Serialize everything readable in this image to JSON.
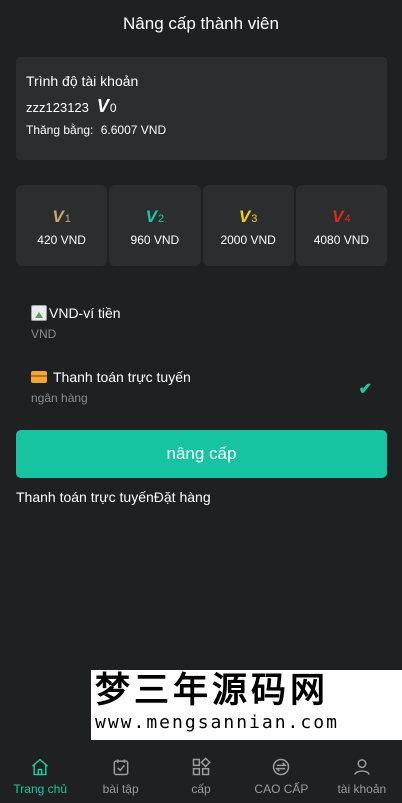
{
  "header": {
    "title": "Nâng cấp thành viên"
  },
  "account": {
    "title": "Trình độ tài khoản",
    "username": "zzz123123",
    "vip_letter": "V",
    "vip_level": "0",
    "balance_label": "Thăng bằng:",
    "balance_value": "6.6007 VND"
  },
  "levels": [
    {
      "letter": "V",
      "num": "1",
      "price": "420 VND",
      "color": "#c8a96a"
    },
    {
      "letter": "V",
      "num": "2",
      "price": "960 VND",
      "color": "#1cc9a4"
    },
    {
      "letter": "V",
      "num": "3",
      "price": "2000 VND",
      "color": "#f0d01a"
    },
    {
      "letter": "V",
      "num": "4",
      "price": "4080 VND",
      "color": "#e0281e"
    }
  ],
  "payment": {
    "wallet": {
      "title": "VND-ví tiền",
      "sub": "VND"
    },
    "online": {
      "title": "Thanh toán trực tuyến",
      "sub": "ngân hàng",
      "selected": true
    }
  },
  "actions": {
    "upgrade_label": "nâng cấp",
    "order_link": "Thanh toán trực tuyếnĐặt hàng"
  },
  "watermark": {
    "line1": "梦三年源码网",
    "line2": "www.mengsannian.com"
  },
  "tabbar": {
    "items": [
      {
        "label": "Trang chủ",
        "icon": "home-icon",
        "active": true
      },
      {
        "label": "bài tập",
        "icon": "task-icon",
        "active": false
      },
      {
        "label": "cấp",
        "icon": "grid-icon",
        "active": false
      },
      {
        "label": "CAO CẤP",
        "icon": "exchange-icon",
        "active": false
      },
      {
        "label": "tài khoản",
        "icon": "user-icon",
        "active": false
      }
    ]
  },
  "colors": {
    "accent": "#1cc9a4",
    "button": "#17c4a2",
    "background": "#1f2021",
    "card": "#2c2d2f"
  }
}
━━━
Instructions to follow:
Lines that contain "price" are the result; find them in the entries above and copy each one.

Exercise solution:
      "price": "420 VND",
      "price": "960 VND",
      "price": "2000 VND",
      "price": "4080 VND",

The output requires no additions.